She recently discussed her doctoral thesis on housing and settlement traditions in Norway in the Mesolithic period. Her research gives a quite different picture of Stone Age people than today’s youth are taught at school.

I have school age children myself, and I discovered that most schools still teach that Stone Age people lived mainly in caves. But they absolutely didn’t,” Fretheim says.

The Mesolithic period in Norway spans approximately 5500 years, starting about 9500 BCE, when people were nomadic hunters and gatherers. At the beginning of the period, people lived in tents believed to have been made from animal hides, although no tent coverings have been found from this time. Eventually the homes became more permanent.

Unique for Norway

Fretheim analysed information from 150 excavated Stone Age dwellings, extending from the northernmost county of Finnmark to southern Norway. Over half of them were excavated within the last 15 years, and it is the first time someone has compared the information based on the excavations.

The amount of relatively well-preserved Mesolithic dwellings in Norway is unique to Northern Europe, and Fretheim’s dissertation thus gives a new picture of the Stone Age population that also reaches beyond Norway’s borders.

In other parts of the world, house remains and traces of people from the Stone Age are buried under today’s farmland, or they’re under water because the land along the coast sank after the last ice age.

In Norway, though, stone-age remains have been preserved because the areas along the coast rebounded from the glacial weight of the last ice age instead. Another reason is that agriculture in Norway has been less extensive, and so it hasn’t covered the traces of the Stone Age. In Finnmark, where cultivated land is the least prevalent, it’s possible to see many traces of the oldest dwellings,” says Fretheim.

From tents to pit houses

Not surprisingly, finding traces of 10 000 to 11 500 year old homes of people from the Mesolithic period is pretty limited.

Fretheim says archaeologists have found tent rings, which are stones that were placed on the tent flaps. They’ve also found cleared surfaces, with clearly defined concentrations of tool remains. Producing stone tools created a lot of debris.

The earliest homes were small.

The floor area of these early dwellings “is almost always between five and ten square metres,” says Fretheim, “which may indicate that nuclear families moved around with portable tents.

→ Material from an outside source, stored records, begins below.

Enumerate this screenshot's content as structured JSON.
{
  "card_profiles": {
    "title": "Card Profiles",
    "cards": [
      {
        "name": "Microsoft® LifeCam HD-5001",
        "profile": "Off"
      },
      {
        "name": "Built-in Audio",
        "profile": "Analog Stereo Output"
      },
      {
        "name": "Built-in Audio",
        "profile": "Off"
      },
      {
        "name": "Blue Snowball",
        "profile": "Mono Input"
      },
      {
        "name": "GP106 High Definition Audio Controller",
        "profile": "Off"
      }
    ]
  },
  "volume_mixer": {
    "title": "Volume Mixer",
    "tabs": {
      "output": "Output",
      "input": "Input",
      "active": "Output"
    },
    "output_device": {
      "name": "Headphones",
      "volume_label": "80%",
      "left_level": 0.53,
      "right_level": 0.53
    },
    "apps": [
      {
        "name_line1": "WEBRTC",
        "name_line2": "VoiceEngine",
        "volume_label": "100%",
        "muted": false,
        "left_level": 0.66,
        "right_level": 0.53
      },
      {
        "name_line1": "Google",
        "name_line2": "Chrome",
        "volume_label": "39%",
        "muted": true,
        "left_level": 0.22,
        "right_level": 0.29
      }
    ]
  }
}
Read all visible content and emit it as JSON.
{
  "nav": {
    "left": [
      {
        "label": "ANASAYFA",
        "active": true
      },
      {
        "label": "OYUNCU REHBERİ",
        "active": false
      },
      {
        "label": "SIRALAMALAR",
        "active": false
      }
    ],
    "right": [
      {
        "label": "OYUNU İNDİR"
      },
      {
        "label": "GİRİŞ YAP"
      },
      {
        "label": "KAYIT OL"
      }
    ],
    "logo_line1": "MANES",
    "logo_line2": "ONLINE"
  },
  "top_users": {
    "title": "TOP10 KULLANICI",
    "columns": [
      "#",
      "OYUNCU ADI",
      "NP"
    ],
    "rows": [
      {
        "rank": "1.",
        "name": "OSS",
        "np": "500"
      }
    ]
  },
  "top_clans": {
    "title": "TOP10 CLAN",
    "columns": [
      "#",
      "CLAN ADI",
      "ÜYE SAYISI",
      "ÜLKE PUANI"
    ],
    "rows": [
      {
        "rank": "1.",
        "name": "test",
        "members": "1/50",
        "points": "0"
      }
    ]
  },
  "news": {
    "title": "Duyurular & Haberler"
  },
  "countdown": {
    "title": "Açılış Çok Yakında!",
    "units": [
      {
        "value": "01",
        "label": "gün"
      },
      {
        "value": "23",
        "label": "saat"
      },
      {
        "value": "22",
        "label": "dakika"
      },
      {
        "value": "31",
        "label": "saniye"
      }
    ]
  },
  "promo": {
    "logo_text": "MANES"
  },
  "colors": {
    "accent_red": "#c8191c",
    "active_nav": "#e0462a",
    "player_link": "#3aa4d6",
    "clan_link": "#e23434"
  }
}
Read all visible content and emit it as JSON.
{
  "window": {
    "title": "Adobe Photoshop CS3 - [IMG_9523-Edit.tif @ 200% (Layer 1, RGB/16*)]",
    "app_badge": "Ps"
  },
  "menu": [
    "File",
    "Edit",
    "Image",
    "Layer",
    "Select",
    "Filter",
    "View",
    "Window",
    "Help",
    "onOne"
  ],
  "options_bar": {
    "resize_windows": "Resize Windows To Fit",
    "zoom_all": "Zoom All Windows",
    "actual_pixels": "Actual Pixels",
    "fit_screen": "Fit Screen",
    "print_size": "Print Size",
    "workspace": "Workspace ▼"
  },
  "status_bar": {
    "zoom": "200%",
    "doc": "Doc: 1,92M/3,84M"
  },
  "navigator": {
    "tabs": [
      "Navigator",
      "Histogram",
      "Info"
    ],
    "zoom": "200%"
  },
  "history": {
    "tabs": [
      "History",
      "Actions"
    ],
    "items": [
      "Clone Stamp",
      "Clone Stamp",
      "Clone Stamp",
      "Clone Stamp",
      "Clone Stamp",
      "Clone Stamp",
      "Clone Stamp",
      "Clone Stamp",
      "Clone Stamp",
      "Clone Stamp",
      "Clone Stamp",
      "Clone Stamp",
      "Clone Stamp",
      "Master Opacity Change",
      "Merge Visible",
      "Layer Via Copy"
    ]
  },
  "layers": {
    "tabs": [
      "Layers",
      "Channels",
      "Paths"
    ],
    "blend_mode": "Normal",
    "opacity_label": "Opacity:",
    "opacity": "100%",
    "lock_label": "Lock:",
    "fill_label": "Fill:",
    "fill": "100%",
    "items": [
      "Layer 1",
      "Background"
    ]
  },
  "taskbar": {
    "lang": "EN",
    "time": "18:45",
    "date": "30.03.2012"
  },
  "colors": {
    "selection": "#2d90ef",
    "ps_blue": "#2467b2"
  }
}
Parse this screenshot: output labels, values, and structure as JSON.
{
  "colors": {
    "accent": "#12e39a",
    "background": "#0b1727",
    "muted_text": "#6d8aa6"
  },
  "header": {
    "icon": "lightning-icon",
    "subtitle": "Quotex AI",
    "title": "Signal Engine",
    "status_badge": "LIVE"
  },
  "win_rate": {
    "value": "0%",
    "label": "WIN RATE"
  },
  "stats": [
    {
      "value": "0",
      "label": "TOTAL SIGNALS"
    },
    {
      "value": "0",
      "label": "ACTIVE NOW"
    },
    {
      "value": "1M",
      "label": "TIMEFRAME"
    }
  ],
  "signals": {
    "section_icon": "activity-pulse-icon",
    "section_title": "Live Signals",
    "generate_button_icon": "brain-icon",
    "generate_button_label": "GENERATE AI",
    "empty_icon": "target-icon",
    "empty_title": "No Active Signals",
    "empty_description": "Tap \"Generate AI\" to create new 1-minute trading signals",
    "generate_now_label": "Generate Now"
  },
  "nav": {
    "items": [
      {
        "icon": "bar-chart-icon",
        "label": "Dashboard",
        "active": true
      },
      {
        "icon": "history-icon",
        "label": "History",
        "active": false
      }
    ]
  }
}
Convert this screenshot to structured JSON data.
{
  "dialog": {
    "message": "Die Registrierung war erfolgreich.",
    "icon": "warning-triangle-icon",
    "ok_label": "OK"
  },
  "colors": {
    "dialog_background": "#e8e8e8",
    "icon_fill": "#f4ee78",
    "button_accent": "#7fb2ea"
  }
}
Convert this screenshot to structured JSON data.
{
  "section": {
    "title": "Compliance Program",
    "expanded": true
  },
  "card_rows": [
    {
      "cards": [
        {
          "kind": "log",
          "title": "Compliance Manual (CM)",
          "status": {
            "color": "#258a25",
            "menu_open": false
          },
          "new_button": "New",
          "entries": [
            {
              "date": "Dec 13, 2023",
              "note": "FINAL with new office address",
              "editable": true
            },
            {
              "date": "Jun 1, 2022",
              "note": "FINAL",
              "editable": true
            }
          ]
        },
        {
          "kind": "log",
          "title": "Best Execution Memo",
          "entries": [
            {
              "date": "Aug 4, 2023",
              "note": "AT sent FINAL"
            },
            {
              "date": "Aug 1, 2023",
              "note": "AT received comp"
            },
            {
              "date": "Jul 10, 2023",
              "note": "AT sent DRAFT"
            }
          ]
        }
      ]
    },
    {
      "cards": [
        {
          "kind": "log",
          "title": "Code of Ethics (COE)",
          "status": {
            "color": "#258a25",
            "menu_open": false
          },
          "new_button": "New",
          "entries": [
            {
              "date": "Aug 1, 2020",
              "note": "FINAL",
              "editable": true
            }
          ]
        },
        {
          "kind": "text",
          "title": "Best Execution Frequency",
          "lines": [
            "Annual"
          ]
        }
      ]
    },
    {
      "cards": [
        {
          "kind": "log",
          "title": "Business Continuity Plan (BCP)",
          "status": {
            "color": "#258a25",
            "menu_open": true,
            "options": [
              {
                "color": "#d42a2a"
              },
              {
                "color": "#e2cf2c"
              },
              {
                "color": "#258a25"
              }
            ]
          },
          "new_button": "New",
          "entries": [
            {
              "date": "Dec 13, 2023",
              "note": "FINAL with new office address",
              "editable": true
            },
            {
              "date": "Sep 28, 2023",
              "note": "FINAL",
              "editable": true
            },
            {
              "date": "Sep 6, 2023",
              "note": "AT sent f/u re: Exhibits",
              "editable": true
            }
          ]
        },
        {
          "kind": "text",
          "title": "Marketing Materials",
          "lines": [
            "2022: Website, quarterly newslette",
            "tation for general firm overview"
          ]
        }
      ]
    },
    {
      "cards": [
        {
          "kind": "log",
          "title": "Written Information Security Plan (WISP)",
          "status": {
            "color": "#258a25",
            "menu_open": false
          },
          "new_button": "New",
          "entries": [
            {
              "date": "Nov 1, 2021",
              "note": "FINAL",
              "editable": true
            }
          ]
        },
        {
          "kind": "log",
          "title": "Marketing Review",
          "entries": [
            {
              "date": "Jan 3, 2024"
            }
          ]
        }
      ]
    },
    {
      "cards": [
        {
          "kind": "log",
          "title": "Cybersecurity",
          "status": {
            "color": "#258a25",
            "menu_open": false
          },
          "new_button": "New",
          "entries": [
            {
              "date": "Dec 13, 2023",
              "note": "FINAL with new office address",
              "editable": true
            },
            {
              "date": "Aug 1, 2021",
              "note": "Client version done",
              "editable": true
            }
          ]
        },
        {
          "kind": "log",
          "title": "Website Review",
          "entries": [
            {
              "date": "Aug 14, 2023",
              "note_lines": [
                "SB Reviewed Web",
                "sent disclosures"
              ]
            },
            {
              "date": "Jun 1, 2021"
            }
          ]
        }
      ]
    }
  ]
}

I think the tents were probably part of the mobile lifestyle ‘package’ that people travelled with.”

Several things happened 9500 years ago that impacted the housing and settlement patterns in Norway: the forest spread into new areas, the sea level along the coast stabilized and the final ice sheets from the last ice age retreated from the interior.

Dwellings then became larger. Instead of pitching a tent on the ground, the floor was partially dug down into the ground of so-called pit houses. The rest of the house was built up with a framework of wood and turf.

The largest pit houses were up to 40 square metres.

Several families may have lived together, or perhaps hunting teams shared houses,” says Fretheim.

Landmark attractors

As the sea level stabilized, Fretheim believes it became possible for people to build their knowledge of the area’s natural resources, such as good fishing spots. This diminished the need to follow animals such as reindeer or seals on their migrations. People came to prefer living in areas with fishing and hunting conditions that were stable and varied.

The pit houses were kept up and reused to a great extent, with the most used ones being maintained for over 1000 years.

Fretheim thinks it’s fascinating to think about how these house remains affected people in the Stone Age and somehow kept drawing them back to those places.

Physical objects made by people continue to affect people and landscapes long afterwards. I imagine that the pit sites that were visible in the landscape at the time helped to create the first cultural landscape. These were the first visible traces left behind, so people recognized those places and chose to rebuild there rather than in new locations. People became more settled and linked to certain sites because they saw them as good places to live,” Fretheim says.